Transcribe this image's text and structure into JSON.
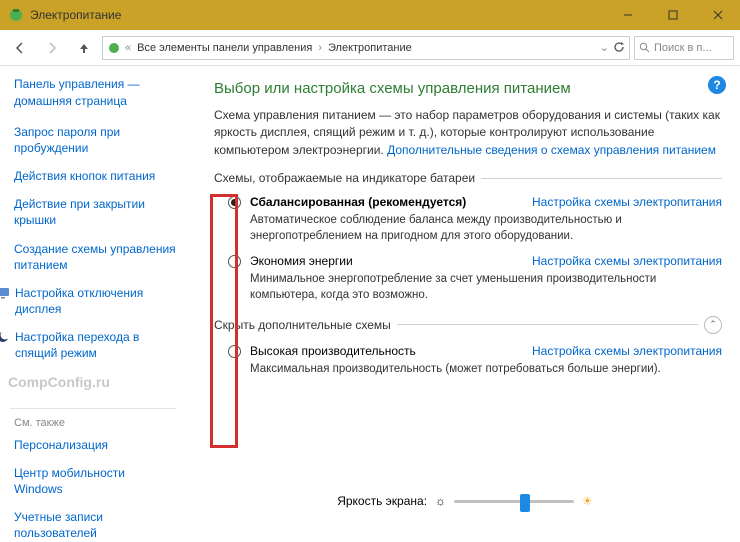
{
  "window": {
    "title": "Электропитание"
  },
  "nav": {
    "crumbs": [
      "Все элементы панели управления",
      "Электропитание"
    ],
    "search_placeholder": "Поиск в п..."
  },
  "sidebar": {
    "home": "Панель управления — домашняя страница",
    "links": [
      "Запрос пароля при пробуждении",
      "Действия кнопок питания",
      "Действие при закрытии крышки",
      "Создание схемы управления питанием"
    ],
    "icon_links": [
      "Настройка отключения дисплея",
      "Настройка перехода в спящий режим"
    ],
    "watermark": "CompConfig.ru",
    "seealso_head": "См. также",
    "seealso": [
      "Персонализация",
      "Центр мобильности Windows",
      "Учетные записи пользователей"
    ]
  },
  "main": {
    "heading": "Выбор или настройка схемы управления питанием",
    "description": "Схема управления питанием — это набор параметров оборудования и системы (таких как яркость дисплея, спящий режим и т. д.), которые контролируют использование компьютером электроэнергии. ",
    "desc_link": "Дополнительные сведения о схемах управления питанием",
    "group1_legend": "Схемы, отображаемые на индикаторе батареи",
    "group2_legend": "Скрыть дополнительные схемы",
    "plans": [
      {
        "title": "Сбалансированная (рекомендуется)",
        "checked": true,
        "bold": true,
        "link": "Настройка схемы электропитания",
        "desc": "Автоматическое соблюдение баланса между производительностью и энергопотреблением на пригодном для этого оборудовании."
      },
      {
        "title": "Экономия энергии",
        "checked": false,
        "bold": false,
        "link": "Настройка схемы электропитания",
        "desc": "Минимальное энергопотребление за счет уменьшения производительности компьютера, когда это возможно."
      }
    ],
    "hidden_plans": [
      {
        "title": "Высокая производительность",
        "checked": false,
        "bold": false,
        "link": "Настройка схемы электропитания",
        "desc": "Максимальная производительность (может потребоваться больше энергии)."
      }
    ],
    "brightness_label": "Яркость экрана:",
    "brightness_value": 55
  }
}
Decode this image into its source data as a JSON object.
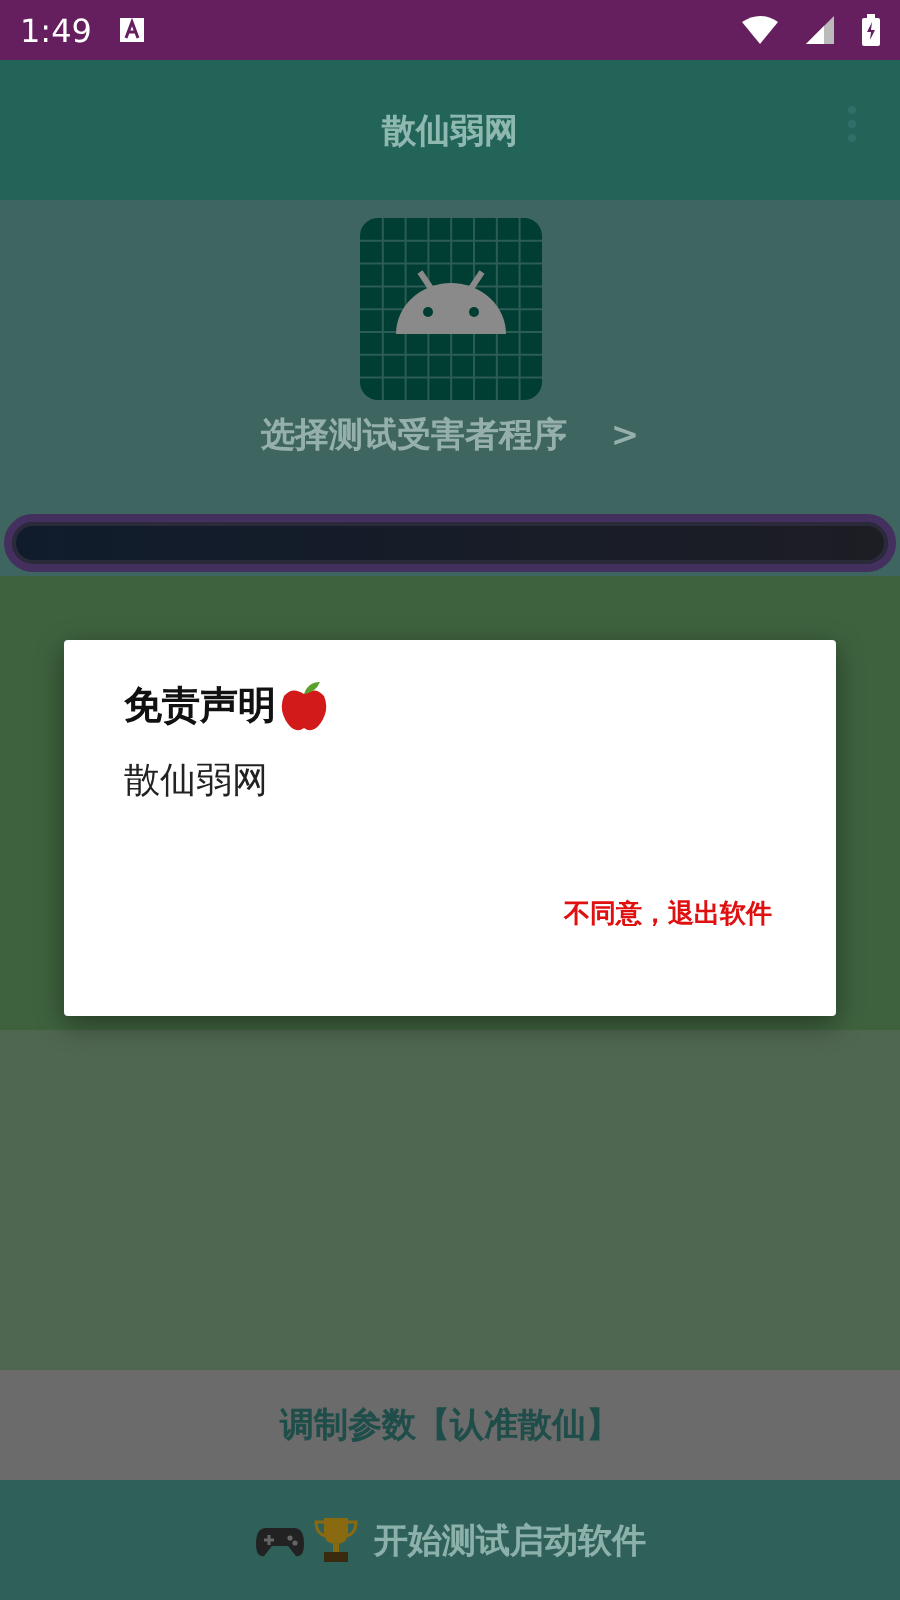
{
  "status_bar": {
    "time": "1:49"
  },
  "toolbar": {
    "title": "散仙弱网"
  },
  "target": {
    "label": "选择测试受害者程序",
    "chevron": ">"
  },
  "params_button": {
    "label": "调制参数【认准散仙】"
  },
  "start_button": {
    "label": "开始测试启动软件"
  },
  "dialog": {
    "title": "免责声明",
    "message": "散仙弱网",
    "button": "不同意，退出软件"
  }
}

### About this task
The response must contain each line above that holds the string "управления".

### Written solution
      "Все элементы панели управления",
    "home": "Панель управления — домашняя страница",
      "Создание схемы управления питанием"
    "heading": "Выбор или настройка схемы управления питанием",
    "description": "Схема управления питанием — это набор параметров оборудования и системы (таких как яркость дисплея, спящий режим и т. д.), которые контролируют использование компьютером электроэнергии. ",
    "desc_link": "Дополнительные сведения о схемах управления питанием",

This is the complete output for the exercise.